Mispriorities and a thank you note
I couldn’t say this semester was the hardest–in hindsight, I’ve gone through worse. Harder subjects, much more demanding professors, and really exhausting challenges were all factors that made previous semesters technically more difficult.
Still, none of them compared to the fail of this one.
I can’t remember any other semester where I exaggeratedly questioned the need to get high grades. Or the need to fulfill one’s requirements in favor of finishing a long due article for a client.
I don’t remember any other semester where I felt more burned out, which I though I know all too well. Apparently not.
Or a semester where I was just too tired to fight for survival, much less for myself.
When my professor told the class off for underperforming, not living up to the expectations and all the big things that basically directed to the fact that we were a disappointment, I all at once knew that I was part of that possibly big picture. I knew long before then that I was whittled down to the pathetic pits of mediocrity.
I just lost that integral ingredient called passion along the way. And I never went back to pick it up. How did I lose it? I can point to a plethora of instances–all of which unnerving and debilitating in one way or another–but pointing them out will neither solve nor alleviate the damage.
Losing that ingredient meant losing a lot of other smaller things: losing the will to blog regularly as promised, to finish what’s been started, to not be late (or to sleep too much!!), to train, to dutifully work for clients, to care about what I used to care about, etc. There’s just too much to do.

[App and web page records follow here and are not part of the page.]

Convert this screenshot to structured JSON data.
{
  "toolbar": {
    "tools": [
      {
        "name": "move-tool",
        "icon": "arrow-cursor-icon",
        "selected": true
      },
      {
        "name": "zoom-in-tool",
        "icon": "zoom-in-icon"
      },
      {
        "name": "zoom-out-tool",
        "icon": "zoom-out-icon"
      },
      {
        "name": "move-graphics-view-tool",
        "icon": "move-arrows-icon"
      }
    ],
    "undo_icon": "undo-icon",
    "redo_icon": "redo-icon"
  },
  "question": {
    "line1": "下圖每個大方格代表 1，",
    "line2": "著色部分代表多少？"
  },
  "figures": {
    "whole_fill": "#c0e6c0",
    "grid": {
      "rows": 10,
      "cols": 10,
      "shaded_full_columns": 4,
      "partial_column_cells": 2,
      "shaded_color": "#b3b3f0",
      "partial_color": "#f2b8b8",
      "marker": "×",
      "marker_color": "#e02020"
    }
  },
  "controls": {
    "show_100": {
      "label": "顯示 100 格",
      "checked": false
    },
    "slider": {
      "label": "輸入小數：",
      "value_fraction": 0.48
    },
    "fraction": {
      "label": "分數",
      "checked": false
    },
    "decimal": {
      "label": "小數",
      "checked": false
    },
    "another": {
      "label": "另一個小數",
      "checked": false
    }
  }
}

So when the same professor told us that losing in the battle is okay, so long as we’re doing what makes us happy, I had to take a step back and marvel at the devastation of it all. By then, it was not a pretty sight, but a sight I was nevertheless trying to rebuild. The rebuilding, it was all too apparent, came in late.
In the end, I lost one huge battle (and no, it’s not this battle) I’d been struggling in for far too many months–in favor of something much more beautiful, less self-serving, and ultimately inspiring.
The underlying point, and perhaps the only piece of matter that directly concerns you, is my gratitude. This is an entry for anyone who read or came across my blog posts, which, in more ways than one, were an offshoot of who I am. Thank you for those who deliberately searched for my blog, who searched for the keywords that fit in my entries, and went here for whatever purpose you have. The end of grading the blogs is over, but I intend to have this blog for keeps.
After all–and I know this all too well from the many battles I lost this semester–losing is gaining.